“Originally, when [Romney] got MS people said that’s it for Mitt’s career because they’re so tight, he’ll stay home and take care of her and they’ll fade into oblivion. But they chose the opposite tack: Let’s conquer this and get on,” he says. “It’s a Mormon thing. You bury your burdens and smile and move forward.”
But if Romney has morphed into more of an asset to her husband’s political career than she was back in 1994, she still sometimes makes missteps – and can come across less as the warm presence her friends describe than a privileged woman who thinks her family is a step above everyone else.
There’s the business of dressage – which provides “dancing horse” images, stories about the $77,000 “business loss” claimed on the Romneys' 2010 tax returns due to her horses, and endless fodder for Stephen Colbert.
There are the occasionally off-key comments, as when she told ABC News in April that “it’s our turn now” for the presidency, or later, when she told ABC News, in response to queries about her husband’s refusal to release more tax returns, that “we’ve given all you people need to know” about their finances.
“She’s heading in the direction of being a liability to the campaign,” says one longtime acquaintance of the family, who asked that his name be withheld.

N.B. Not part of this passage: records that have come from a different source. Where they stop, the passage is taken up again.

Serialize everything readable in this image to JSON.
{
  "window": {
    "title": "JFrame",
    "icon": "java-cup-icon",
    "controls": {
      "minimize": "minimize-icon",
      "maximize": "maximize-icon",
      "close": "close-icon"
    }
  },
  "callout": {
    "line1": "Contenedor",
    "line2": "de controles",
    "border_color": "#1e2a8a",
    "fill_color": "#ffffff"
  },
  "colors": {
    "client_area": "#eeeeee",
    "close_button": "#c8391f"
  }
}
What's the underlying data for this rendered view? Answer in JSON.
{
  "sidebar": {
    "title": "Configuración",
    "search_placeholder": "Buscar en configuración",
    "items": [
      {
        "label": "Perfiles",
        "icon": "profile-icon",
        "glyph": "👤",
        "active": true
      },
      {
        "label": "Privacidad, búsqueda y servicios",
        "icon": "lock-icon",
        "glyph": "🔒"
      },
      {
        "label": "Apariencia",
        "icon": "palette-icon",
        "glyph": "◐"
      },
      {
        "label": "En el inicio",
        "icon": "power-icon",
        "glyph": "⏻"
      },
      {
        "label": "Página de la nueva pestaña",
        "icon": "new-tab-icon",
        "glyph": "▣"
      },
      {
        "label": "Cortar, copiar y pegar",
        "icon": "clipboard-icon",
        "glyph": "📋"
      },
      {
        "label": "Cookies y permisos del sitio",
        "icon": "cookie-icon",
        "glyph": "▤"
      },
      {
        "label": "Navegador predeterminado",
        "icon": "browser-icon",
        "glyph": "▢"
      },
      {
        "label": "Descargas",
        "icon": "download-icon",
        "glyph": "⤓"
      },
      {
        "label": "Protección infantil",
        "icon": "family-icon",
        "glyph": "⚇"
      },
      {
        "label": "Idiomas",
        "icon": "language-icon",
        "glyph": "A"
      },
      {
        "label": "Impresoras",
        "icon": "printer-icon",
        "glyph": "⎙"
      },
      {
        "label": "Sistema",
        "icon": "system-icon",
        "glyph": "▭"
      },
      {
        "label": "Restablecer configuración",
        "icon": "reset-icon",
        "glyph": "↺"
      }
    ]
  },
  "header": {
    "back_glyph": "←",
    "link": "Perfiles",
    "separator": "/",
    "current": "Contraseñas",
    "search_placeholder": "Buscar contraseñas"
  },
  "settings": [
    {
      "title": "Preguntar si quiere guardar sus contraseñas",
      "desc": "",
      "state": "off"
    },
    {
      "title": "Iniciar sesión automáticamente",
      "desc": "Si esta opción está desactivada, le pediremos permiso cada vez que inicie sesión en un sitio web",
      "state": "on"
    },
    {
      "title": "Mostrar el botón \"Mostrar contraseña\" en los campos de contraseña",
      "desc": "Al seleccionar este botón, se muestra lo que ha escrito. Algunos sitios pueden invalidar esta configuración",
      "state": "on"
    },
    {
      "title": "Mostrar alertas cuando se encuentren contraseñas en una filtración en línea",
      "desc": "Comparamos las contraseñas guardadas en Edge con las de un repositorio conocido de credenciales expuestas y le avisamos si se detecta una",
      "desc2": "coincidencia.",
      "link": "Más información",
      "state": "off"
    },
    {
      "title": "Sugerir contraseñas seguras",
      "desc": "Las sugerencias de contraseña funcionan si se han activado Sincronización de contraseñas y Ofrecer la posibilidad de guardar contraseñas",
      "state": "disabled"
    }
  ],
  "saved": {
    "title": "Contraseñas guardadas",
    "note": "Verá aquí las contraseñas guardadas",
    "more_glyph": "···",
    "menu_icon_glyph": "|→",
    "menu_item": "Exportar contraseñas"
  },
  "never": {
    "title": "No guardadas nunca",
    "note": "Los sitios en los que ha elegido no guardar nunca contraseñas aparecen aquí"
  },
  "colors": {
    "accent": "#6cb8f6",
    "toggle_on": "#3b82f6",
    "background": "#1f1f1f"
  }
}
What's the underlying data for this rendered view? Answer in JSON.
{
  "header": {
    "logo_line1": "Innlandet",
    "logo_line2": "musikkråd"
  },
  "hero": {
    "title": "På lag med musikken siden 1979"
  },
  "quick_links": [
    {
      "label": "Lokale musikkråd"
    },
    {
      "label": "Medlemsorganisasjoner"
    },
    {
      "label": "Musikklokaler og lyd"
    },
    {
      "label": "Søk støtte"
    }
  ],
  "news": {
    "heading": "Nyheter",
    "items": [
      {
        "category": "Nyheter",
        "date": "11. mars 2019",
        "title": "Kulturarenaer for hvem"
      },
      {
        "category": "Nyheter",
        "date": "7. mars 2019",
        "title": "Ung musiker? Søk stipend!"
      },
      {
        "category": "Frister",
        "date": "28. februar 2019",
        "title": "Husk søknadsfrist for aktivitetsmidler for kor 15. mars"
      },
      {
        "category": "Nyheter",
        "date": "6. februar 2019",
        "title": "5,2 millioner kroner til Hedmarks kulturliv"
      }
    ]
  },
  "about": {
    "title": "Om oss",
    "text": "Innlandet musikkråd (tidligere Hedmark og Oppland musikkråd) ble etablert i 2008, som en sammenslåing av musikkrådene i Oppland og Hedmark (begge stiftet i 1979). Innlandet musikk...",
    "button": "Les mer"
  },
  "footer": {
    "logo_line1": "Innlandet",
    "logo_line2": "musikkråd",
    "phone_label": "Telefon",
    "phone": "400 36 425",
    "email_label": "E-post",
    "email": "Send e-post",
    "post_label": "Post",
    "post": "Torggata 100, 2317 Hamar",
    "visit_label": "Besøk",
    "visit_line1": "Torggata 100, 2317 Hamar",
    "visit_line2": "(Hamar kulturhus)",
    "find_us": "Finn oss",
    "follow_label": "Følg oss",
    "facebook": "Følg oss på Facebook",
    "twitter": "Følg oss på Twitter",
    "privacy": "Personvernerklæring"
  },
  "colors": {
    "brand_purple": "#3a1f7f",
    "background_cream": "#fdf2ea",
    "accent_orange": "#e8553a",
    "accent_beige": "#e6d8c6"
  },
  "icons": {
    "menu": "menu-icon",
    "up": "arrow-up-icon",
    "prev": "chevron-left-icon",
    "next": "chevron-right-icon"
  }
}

“She is as loyal as can be, and as nurturing as can be to her family, and values them more than life itself; it’s an endearing quality,” he adds. “But her weakness is the flip side of that: We’re at one level, then there’s the next level…. It comes across as demeaning to others.”
Scott, the Romney biographer, recounts a time when a Romney daughter-in-law had just moved to Boston with her new husband and was looking for work at the ad agency where Scott’s wife worked. Scott's wife was ready to offer her a job, when she got a call from the head of the agency, who had just heard from Mrs. Romney.
“Even though the kids were making this happen on their own, Ann wanted to make sure the deal got closed,” says Scott. Later, Mr. and Mrs. Romney also let it be known they thought their daughter-in-law’s salary was too low.
“There’s this almost guileless sense of entitlement and being willing to speak their minds that’s both annoying and refreshing at the same time,” says Scott.
As first lady of Massachusetts, Romney kept a low profile, giving few public appearances. Near the end of his tenure, Mitt Romney gave his wife a position as an unpaid liaison for federal faith-based initiatives.
But her rising role in the 2012 campaign seems to indicate a willingness to be somewhat more prominent, should her husband win.
In interviews, Romney has expressed admiration for first ladies such as Barbara Bush, Nancy Reagan, and Mamie Eisenhower, and said she could envision using her role to be an advocate for children and those who suffer from MS.
“I would think she’d be somewhat of a cross between a Michelle Obama and a Laura Bush,” says Scott. “I actually think she will be an activist in some areas,… once the dust settles.”